I refer to a character's sketch whenever writing a scene with them in it. This ensures that I  capture their unique voice, instead of dialogue with one voice that seems to be talking to itself. (That would be torturous to read, right?) The last thing any of us want is a rejection letter from a publishing company because our story reeks of Castaway, when it's not intended to. A character sketch is vital to bringing a character to life, and making sure they stay "in character" throughout the story.

2) Spend time with them!
(Yeah, you read that crazy sentence right—let me explain. ;)

You could know of someone, but not really know them. An example would be how people read about a certain actor. They know the actor's favorites, the current events in their lives, where they were last weekend, who they were with, and what they ate for lunch (yeah, the general public aren't stalkers at all). ;) They know the ins and outs of that actor's life from a distance, but if they've never spent time alone with that actor—reading their facial expressions, hearing about their hopes, dreams, fears and worries—they don't know them. The same goes for characters in a story.

You can make up a character sketch—complete with background story, personality traits, likes and dislikes, dreams and desires; but, unless you spend time with that character, you'll only know about them.

So, how do you spend time with a fictional character? (I know I'm sounding a little crazy right now! But trust me—this is legit!)

You interview them.

It looks something like this:
Compile a list of questions about what-if scenarios. Ask them if they've ever been in love. And how it shaped their perception of what love is today. Ask them if they have a worst fear, and how they believe they'd react if that fear ever became a reality. Then ask that character more questions to better understand them.

Take their background information and their personality traits from your character sketch and put yourself in their shoes. Really think about how a person with their background/personality traits etc., would answer the questions asked (not how you would respond). Really listen for their unique voice.

The more I listen to what my character voice is saying, the more I get to know them, and the easier it is to communicate their story to my readers. I find it's easy to write from their perspective—instead of Heather's; which makes the overall book writing process go more smoothly.

3) Put your characters through the ringer!

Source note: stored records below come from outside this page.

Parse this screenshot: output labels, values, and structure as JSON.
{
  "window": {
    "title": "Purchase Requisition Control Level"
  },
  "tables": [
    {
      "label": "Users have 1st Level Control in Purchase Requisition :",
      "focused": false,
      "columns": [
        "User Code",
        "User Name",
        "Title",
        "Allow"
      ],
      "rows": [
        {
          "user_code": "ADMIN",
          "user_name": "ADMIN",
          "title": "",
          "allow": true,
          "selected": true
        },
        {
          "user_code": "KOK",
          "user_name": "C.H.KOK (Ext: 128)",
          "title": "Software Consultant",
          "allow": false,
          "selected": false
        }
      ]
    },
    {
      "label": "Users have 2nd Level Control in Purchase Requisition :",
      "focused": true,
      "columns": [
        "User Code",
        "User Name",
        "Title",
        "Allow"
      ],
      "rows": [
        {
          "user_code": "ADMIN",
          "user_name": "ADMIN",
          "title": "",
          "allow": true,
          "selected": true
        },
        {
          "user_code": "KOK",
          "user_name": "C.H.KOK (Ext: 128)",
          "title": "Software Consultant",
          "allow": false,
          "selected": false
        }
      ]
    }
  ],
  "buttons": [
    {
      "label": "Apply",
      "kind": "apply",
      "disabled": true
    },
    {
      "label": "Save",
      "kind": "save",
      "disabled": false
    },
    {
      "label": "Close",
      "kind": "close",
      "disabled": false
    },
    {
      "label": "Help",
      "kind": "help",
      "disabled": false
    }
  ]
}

The story aspect of a book is how the main or supporting characters are affected by the plot, how they react to the events that are plot, and how they change because of those events. As much as the reader roots for the characters to take the easy road, it's not something that can happen in order for the story to be good—or even something a reader would want to waste their time engaging in. Why? It'd be boring! The characters would not be relatable or even genuine. Real people go through stuff, and how we react to the things life throws at us helps develop our character (whether good or bad). Be mean. Be scary. Put your characters through what you'd consider to be Hell. Then show us how they overcome it, and change for the better. Give us reason to root for the characters in your story.

Bottom line? If you have a story and plot in mind, start working on character development. As you've just read, the idea of a character for a story, and bringing a character to life, are two different things.

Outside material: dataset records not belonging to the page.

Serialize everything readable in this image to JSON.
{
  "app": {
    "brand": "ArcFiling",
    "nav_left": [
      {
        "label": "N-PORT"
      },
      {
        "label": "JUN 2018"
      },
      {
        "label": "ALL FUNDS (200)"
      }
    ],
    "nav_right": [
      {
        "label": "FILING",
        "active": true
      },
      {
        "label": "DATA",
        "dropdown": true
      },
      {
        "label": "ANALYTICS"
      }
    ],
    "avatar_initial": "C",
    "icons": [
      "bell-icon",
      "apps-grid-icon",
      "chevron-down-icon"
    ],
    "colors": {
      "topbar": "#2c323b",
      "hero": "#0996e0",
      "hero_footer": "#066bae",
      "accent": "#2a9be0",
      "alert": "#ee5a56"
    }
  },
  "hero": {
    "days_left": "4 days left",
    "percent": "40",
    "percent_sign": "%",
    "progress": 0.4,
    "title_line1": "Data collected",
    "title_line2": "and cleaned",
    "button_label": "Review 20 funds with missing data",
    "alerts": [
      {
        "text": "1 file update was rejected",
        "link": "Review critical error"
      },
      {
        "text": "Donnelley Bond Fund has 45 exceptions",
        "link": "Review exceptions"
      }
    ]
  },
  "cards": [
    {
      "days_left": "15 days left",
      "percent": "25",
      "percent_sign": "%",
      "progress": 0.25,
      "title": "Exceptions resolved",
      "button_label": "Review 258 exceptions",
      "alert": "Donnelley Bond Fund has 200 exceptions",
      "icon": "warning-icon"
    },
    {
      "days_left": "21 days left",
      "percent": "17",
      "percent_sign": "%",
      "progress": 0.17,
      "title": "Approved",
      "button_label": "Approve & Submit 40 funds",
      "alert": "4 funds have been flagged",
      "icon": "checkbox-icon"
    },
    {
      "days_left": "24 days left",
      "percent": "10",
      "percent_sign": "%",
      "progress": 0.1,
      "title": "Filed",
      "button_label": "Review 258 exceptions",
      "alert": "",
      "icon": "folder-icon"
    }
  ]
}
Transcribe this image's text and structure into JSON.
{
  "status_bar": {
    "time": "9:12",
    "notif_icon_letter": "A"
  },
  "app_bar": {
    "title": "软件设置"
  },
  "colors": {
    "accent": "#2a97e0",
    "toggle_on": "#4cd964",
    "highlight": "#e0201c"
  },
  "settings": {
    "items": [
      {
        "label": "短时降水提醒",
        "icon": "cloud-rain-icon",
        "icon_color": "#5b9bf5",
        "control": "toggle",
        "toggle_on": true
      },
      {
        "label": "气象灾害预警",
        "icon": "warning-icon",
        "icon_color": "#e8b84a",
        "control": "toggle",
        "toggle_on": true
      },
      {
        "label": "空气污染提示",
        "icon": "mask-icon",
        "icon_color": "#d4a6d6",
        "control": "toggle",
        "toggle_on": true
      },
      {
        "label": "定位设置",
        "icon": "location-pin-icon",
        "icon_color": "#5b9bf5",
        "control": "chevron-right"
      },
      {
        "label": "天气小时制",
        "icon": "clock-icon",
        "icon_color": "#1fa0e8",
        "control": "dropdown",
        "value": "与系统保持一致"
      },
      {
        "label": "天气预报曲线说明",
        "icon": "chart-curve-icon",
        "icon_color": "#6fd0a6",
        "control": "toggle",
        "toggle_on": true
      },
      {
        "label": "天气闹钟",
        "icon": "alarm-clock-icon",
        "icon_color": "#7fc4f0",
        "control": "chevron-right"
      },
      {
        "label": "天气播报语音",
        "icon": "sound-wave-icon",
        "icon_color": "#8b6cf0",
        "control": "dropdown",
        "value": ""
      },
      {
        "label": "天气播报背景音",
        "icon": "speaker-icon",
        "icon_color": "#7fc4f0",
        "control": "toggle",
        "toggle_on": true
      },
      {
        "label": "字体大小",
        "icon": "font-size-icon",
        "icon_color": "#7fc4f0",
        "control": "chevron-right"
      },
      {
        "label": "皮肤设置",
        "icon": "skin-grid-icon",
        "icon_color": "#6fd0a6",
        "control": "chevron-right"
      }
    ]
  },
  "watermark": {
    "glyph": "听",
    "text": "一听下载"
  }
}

After you've written out each character sketch, interviewed each character, spent time thinking about life from their point-of-view, and planned out how your going to put your characters through the fire—write your book. Then tell me in the comments how the character development process helped you bring to life believable characters, and turn your story into a Bestseller. :)

Until then—happy writing.

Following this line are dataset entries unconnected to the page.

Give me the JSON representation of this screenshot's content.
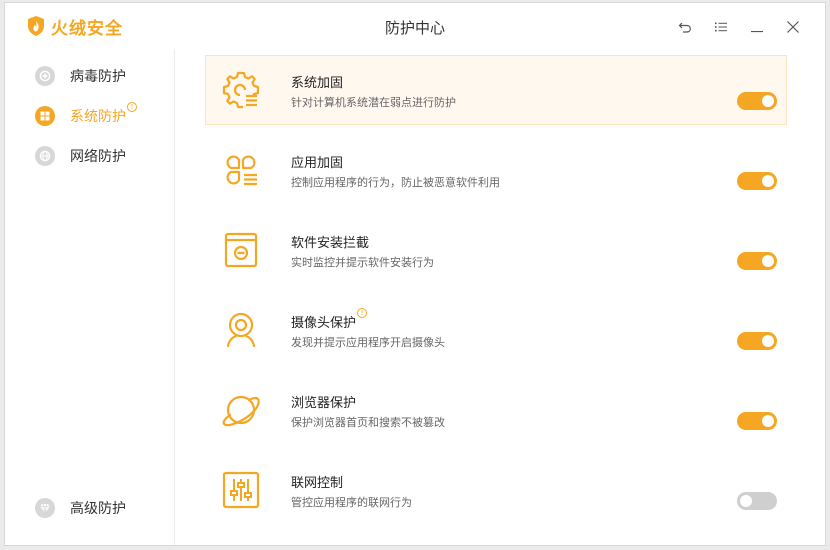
{
  "app": {
    "brand": "火绒安全",
    "title": "防护中心"
  },
  "window_controls": [
    "back-icon",
    "menu-icon",
    "minimize-icon",
    "close-icon"
  ],
  "sidebar": {
    "items": [
      {
        "label": "病毒防护",
        "icon": "virus-shield-icon",
        "active": false
      },
      {
        "label": "系统防护",
        "icon": "windows-shield-icon",
        "active": true,
        "badge": "!"
      },
      {
        "label": "网络防护",
        "icon": "globe-icon",
        "active": false
      },
      {
        "label": "高级防护",
        "icon": "diamond-icon",
        "active": false
      }
    ]
  },
  "features": [
    {
      "title": "系统加固",
      "desc": "针对计算机系统潜在弱点进行防护",
      "icon": "gear-list-icon",
      "enabled": true
    },
    {
      "title": "应用加固",
      "desc": "控制应用程序的行为，防止被恶意软件利用",
      "icon": "app-grid-icon",
      "enabled": true
    },
    {
      "title": "软件安装拦截",
      "desc": "实时监控并提示软件安装行为",
      "icon": "install-box-icon",
      "enabled": true
    },
    {
      "title": "摄像头保护",
      "desc": "发现并提示应用程序开启摄像头",
      "icon": "webcam-icon",
      "enabled": true,
      "badge": "!"
    },
    {
      "title": "浏览器保护",
      "desc": "保护浏览器首页和搜索不被篡改",
      "icon": "planet-icon",
      "enabled": true
    },
    {
      "title": "联网控制",
      "desc": "管控应用程序的联网行为",
      "icon": "sliders-icon",
      "enabled": false
    }
  ],
  "colors": {
    "accent": "#f5a623",
    "toggle_off": "#cfcfcf",
    "highlight_bg": "#fef8ef"
  }
}
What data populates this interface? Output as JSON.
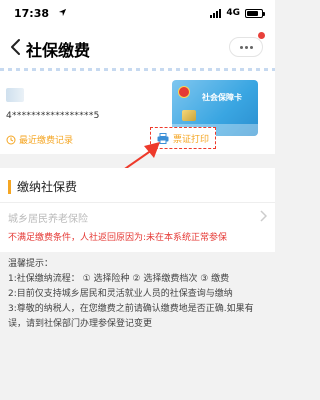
{
  "status_bar": {
    "time": "17:38",
    "network": "4G",
    "icons": [
      "location-arrow-icon",
      "signal-icon",
      "battery-icon"
    ]
  },
  "nav": {
    "title": "社保缴费",
    "back_icon": "chevron-left-icon",
    "more_icon": "more-dots-icon",
    "badge_color": "#e8403a"
  },
  "banner": {
    "id_number": "4*****************5",
    "card_name": "社会保障卡",
    "recent_records_label": "最近缴费记录",
    "print_label": "票证打印",
    "accent_color": "#f5a623",
    "highlight_color": "#ee3a2b"
  },
  "section": {
    "title": "缴纳社保费",
    "insurance_type": "城乡居民养老保险",
    "error_message": "不满足缴费条件，人社返回原因为:未在本系统正常参保",
    "error_color": "#e53935"
  },
  "tips": {
    "heading": "温馨提示：",
    "items": [
      "1:社保缴纳流程： ① 选择险种 ② 选择缴费档次 ③ 缴费",
      "2:目前仅支持城乡居民和灵活就业人员的社保查询与缴纳",
      "3:尊敬的纳税人，在您缴费之前请确认缴费地是否正确.如果有误，请到社保部门办理参保登记变更"
    ]
  }
}
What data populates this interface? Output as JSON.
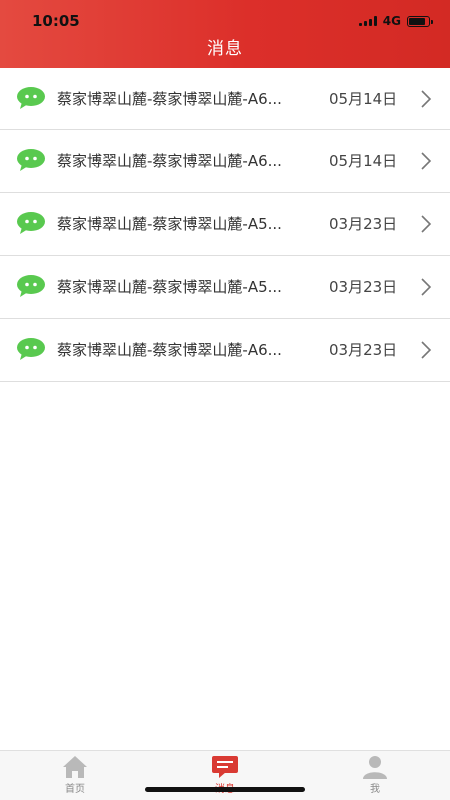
{
  "status": {
    "time": "10:05",
    "network": "4G"
  },
  "header": {
    "title": "消息"
  },
  "messages": [
    {
      "title": "蔡家博翠山麓-蔡家博翠山麓-A6...",
      "date": "05月14日"
    },
    {
      "title": "蔡家博翠山麓-蔡家博翠山麓-A6...",
      "date": "05月14日"
    },
    {
      "title": "蔡家博翠山麓-蔡家博翠山麓-A5...",
      "date": "03月23日"
    },
    {
      "title": "蔡家博翠山麓-蔡家博翠山麓-A5...",
      "date": "03月23日"
    },
    {
      "title": "蔡家博翠山麓-蔡家博翠山麓-A6...",
      "date": "03月23日"
    }
  ],
  "tabs": [
    {
      "label": "首页",
      "icon": "home-icon"
    },
    {
      "label": "消息",
      "icon": "message-icon",
      "active": true
    },
    {
      "label": "我",
      "icon": "user-icon"
    }
  ],
  "colors": {
    "header": "#dc2f2a",
    "chat_icon": "#59c94f",
    "active_tab": "#d93a33"
  }
}
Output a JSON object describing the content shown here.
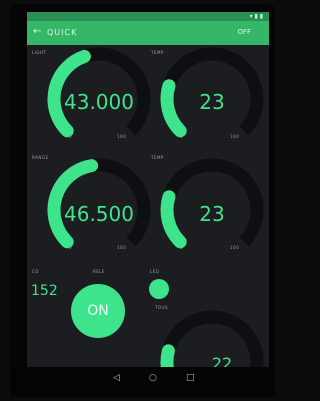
{
  "status_bar": {
    "icons": "▾ ▮ ▮"
  },
  "app_bar": {
    "title": "QUICK",
    "back_glyph": "←",
    "action": "OFF"
  },
  "gauges": [
    {
      "label": "LIGHT",
      "value_text": "43.000",
      "min_label": "0",
      "max_label": "100",
      "level": 0.43
    },
    {
      "label": "TEMP",
      "value_text": "23",
      "min_label": "0",
      "max_label": "100",
      "level": 0.23
    },
    {
      "label": "RANGE",
      "value_text": "46.500",
      "min_label": "0",
      "max_label": "100",
      "level": 0.465
    },
    {
      "label": "TEMP",
      "value_text": "23",
      "min_label": "0",
      "max_label": "100",
      "level": 0.23
    },
    {
      "label": "",
      "value_text": "22",
      "min_label": "",
      "max_label": "",
      "level": 0.22
    }
  ],
  "controls": {
    "counter_label": "CO",
    "counter_value": "152",
    "relay_label": "RELE",
    "button_label": "ON",
    "led_label": "LED",
    "led_sub_label": "TOUS"
  },
  "nav": {
    "back": "◁",
    "home": "○",
    "recents": "□"
  },
  "colors": {
    "accent": "#3ee48b",
    "track": "#0e0f10",
    "appbar": "#34b867"
  }
}
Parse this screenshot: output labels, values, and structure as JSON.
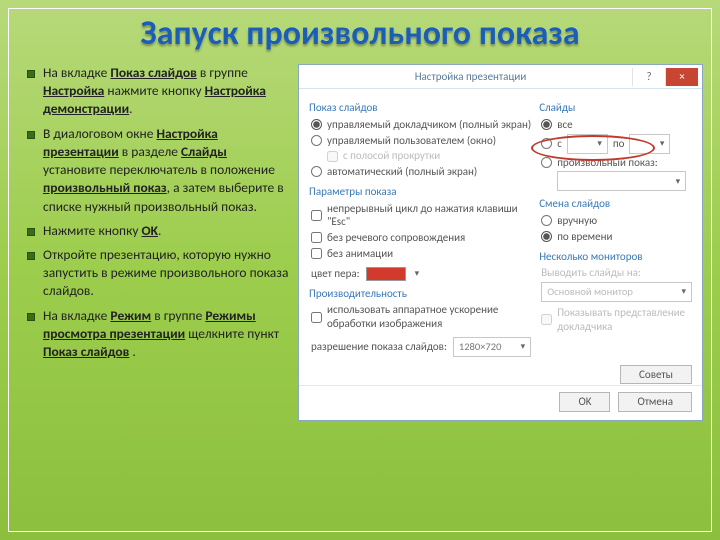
{
  "title": "Запуск произвольного показа",
  "bullets": [
    {
      "pre": "На вкладке ",
      "b1": "Показ слайдов",
      "mid1": " в группе ",
      "b2": "Настройка",
      "mid2": " нажмите кнопку ",
      "b3": "Настройка демонстрации",
      "post": "."
    },
    {
      "pre": "В диалоговом окне ",
      "b1": "Настройка презентации",
      "mid1": " в разделе ",
      "b2": "Слайды",
      "mid2": " установите переключатель в положение ",
      "b3": "произвольный показ",
      "post": ", а затем выберите в списке нужный произвольный показ."
    },
    {
      "pre": "Нажмите кнопку ",
      "b1": "OK",
      "post": "."
    },
    {
      "pre": "Откройте презентацию, которую нужно запустить в режиме произвольного показа слайдов."
    },
    {
      "pre": "На вкладке ",
      "b1": "Режим",
      "mid1": " в группе ",
      "b2": "Режимы просмотра презентации",
      "mid2": " щелкните пункт ",
      "b3": "Показ слайдов",
      "post": " ."
    }
  ],
  "dlg": {
    "title": "Настройка презентации",
    "help": "?",
    "close": "×",
    "left": {
      "g1": "Показ слайдов",
      "r1": "управляемый докладчиком (полный экран)",
      "r2": "управляемый пользователем (окно)",
      "c1": "с полосой прокрутки",
      "r3": "автоматический (полный экран)",
      "g2": "Параметры показа",
      "c2": "непрерывный цикл до нажатия клавиши \"Esc\"",
      "c3": "без речевого сопровождения",
      "c4": "без анимации",
      "penlbl": "цвет пера:",
      "g3": "Производительность",
      "c5": "использовать аппаратное ускорение обработки изображения",
      "reslbl": "разрешение показа слайдов:",
      "resval": "1280×720"
    },
    "right": {
      "g1": "Слайды",
      "r1": "все",
      "r2f": "с",
      "r2t": "по",
      "r3": "произвольный показ:",
      "g2": "Смена слайдов",
      "r4": "вручную",
      "r5": "по времени",
      "g3": "Несколько мониторов",
      "mlbl": "Выводить слайды на:",
      "mval": "Основной монитор",
      "c1": "Показывать представление докладчика",
      "tips": "Советы"
    },
    "ok": "OK",
    "cancel": "Отмена"
  }
}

  1. I don't write in the sense of writing books but I do create characters for Roleplay storytelling frequently and this post has opened my eyes to how much I probably don't know my characters.

    I know their stories, I know who they're friends with, who they love or if they love, I could tell you what vegetables they hate but those are basic things. They're not deep. They're things you could Google about a celebrity.

    I'm going to be looking at all of my loves a little bit more intensely using this approach and see how it goes. I'd never thought to interview my characters before.


  2. Hi Brittany! Thanks for stopping by. :) I'm glad this post was helpful to you. I read the tip along my writing journey this year and had never thought of it either. It made so much sense to me though and really helped during the writing process. The more you know your characters, the easier it is to get inside their head.